TASK TO CARRY OUT —
Extract every line from the records below that contains the word "structure".

STUDY MATERIAL —
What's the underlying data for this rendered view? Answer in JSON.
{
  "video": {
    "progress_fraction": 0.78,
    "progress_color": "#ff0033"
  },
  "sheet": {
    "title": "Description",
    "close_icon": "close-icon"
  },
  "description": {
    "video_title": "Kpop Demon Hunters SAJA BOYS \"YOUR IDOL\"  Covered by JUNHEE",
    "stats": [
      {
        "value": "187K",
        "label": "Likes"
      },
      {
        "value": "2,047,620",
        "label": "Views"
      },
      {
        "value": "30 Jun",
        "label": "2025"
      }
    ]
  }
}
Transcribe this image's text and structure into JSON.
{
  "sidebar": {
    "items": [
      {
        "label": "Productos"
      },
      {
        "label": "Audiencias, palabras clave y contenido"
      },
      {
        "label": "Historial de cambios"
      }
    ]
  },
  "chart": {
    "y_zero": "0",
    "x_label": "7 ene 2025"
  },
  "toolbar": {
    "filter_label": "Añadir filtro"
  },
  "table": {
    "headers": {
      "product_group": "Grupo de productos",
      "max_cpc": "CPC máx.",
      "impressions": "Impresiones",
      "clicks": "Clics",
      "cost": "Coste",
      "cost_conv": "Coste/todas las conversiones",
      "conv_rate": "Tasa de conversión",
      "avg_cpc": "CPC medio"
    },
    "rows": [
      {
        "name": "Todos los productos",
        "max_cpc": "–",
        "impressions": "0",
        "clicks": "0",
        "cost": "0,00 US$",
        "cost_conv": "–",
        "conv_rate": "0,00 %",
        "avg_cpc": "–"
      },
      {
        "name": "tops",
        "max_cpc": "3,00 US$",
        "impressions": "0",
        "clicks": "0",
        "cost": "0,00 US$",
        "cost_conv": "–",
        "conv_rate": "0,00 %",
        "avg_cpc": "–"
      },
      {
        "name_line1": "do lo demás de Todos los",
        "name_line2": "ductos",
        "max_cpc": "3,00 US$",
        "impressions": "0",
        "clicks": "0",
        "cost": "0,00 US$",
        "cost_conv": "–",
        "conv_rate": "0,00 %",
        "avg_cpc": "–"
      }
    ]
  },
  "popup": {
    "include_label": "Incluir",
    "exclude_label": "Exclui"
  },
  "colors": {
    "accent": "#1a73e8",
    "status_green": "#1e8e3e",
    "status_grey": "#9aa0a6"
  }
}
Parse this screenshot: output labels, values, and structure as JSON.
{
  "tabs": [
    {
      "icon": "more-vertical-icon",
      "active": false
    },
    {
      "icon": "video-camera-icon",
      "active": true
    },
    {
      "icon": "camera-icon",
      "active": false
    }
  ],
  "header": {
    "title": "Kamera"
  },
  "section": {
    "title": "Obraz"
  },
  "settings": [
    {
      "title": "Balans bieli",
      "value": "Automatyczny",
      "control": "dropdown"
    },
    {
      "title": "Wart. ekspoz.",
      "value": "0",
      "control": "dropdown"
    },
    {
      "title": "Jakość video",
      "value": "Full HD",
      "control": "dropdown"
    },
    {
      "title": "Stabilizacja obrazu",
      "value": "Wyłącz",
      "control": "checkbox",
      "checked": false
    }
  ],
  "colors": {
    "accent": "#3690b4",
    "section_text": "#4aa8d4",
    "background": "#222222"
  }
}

SOLUTION TO THIS TASK —
Transcribe this image's text and structure into JSON.
Parse this screenshot: output labels, values, and structure as JSON.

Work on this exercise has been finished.